The changes allow eligible Visa holders who were on a pathway to Permanent Residence prior to the COVID-19 pandemic more flexibility in meeting work experience and age exemptions for the Temporary Residence Transition (TRT) stream of the Employer Nomination Scheme (subclass 186) and the Regional Sponsored Migration Scheme (subclass 187) Visas.
The current age exemptions for higher income earners under the TRT stream have been adjusted to allow any period of reduced earnings because of COVID-19 during the effected period to be excluded when calculating the applicant’s earnings. This will mean the high-income threshold will be adjusted on a pro-rata basis for any year in which an applicant receives reduced earnings due to COVID-19.
Work history to qualify for Permanent Residence
The current qualifying work history requirements have been adjusted to allow periods where a worker has been temporarily stood down, been on unpaid leave or had their hours reduced to count towards the relevant employment history requirements, as if they were periods of full-time work. This will give a concession to people who have left Australia and returned to resume employment with their employer, and also to those who remained in Australia but were stood down or had their hours reduced during the COVID-19 period.
Updates to Family Visa processing
Health and Character Clearances
The Department is processing more partner applications. The priority is finalisation of onshore applications, and applications which meet all requirements for grant of a Visa. They have been actively contacting applicants to ask them to complete health and character checks as soon as possible. Applicants with valid health and character clearances are being prioritised for assessment ahead of others and are likely to be finalised more quickly. The Department has informed that where possible under policy, health clearances will be extended a further 6 months.
Grant of certain offshore applications to applicants onshore
From 27th Feb 2021, as a temporary COVID-19 concession, the Migration Regulations were changed to allow grant of certain Partner and Child Visas to applicants who are located in Australia. These applications will be finalised as quickly as possible once all requirements are met. The affected Visas are:
- Partner (subclass 309)
- Prospective Marriage (subclass 300)
- Child (subclass 101)

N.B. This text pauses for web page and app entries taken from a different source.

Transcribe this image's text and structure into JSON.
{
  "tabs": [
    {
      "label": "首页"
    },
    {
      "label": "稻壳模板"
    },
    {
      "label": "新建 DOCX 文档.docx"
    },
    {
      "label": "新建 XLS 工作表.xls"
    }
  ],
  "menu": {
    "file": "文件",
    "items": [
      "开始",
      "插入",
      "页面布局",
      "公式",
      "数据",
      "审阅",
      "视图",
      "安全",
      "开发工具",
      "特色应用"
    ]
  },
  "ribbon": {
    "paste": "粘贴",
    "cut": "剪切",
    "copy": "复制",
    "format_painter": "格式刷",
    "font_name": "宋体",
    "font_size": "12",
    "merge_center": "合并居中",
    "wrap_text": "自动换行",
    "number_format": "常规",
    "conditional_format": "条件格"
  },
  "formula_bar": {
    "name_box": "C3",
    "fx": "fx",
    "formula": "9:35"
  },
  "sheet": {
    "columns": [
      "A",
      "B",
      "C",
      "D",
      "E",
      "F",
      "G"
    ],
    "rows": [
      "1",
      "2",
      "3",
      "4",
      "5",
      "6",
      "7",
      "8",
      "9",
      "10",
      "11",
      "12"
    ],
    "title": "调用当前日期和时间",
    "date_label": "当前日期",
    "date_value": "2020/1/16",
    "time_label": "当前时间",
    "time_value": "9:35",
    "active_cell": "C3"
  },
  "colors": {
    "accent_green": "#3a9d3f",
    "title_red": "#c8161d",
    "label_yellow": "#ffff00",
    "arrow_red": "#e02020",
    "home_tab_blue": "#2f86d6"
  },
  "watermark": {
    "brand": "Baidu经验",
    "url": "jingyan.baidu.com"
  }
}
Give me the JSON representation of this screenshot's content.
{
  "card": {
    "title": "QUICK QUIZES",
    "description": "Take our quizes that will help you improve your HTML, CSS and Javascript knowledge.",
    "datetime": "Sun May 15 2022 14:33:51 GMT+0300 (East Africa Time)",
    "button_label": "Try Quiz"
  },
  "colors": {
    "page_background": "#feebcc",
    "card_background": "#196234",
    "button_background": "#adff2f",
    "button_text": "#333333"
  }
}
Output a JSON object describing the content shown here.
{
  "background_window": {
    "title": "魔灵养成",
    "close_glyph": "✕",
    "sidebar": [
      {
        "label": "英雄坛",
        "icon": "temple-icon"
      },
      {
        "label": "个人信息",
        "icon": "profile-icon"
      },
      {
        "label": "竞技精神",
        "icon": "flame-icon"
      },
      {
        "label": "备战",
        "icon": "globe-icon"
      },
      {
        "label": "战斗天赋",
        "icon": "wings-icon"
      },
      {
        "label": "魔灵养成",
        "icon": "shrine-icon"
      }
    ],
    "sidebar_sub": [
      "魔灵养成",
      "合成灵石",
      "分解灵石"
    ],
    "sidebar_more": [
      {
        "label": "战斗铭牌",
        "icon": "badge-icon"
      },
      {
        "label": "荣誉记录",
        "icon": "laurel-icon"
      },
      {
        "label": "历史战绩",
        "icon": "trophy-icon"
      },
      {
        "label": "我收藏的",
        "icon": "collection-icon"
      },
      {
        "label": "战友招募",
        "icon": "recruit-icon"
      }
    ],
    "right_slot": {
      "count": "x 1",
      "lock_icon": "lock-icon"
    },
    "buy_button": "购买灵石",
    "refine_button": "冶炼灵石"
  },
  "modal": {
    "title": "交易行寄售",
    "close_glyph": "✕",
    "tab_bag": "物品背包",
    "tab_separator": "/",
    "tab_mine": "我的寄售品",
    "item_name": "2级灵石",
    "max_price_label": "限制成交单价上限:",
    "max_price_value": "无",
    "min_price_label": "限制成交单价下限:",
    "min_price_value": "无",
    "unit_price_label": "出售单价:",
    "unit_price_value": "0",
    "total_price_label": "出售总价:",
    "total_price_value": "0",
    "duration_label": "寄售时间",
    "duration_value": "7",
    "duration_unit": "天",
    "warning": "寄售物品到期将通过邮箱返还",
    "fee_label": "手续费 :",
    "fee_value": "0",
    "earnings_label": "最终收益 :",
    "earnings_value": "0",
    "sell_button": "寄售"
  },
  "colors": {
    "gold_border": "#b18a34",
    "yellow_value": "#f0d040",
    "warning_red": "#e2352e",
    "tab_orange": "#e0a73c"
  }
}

- Adoption (subclass 102)
- Dependent Child (subclass 445)
On 24th Mar 2021, this concession was extended to certain Parent Visa applicants:
A concession to allow Visa Grant to certain Visa applicants who are outside Australia has also been applied since Mar 2021 to the following Visas:
During the pandemic, the Department does not advise any applicant to travel offshore to meet Visa requirements. However, Visa applicants should ensure they maintain lawful status by applying for a temporary Visa or a Bridging Visa.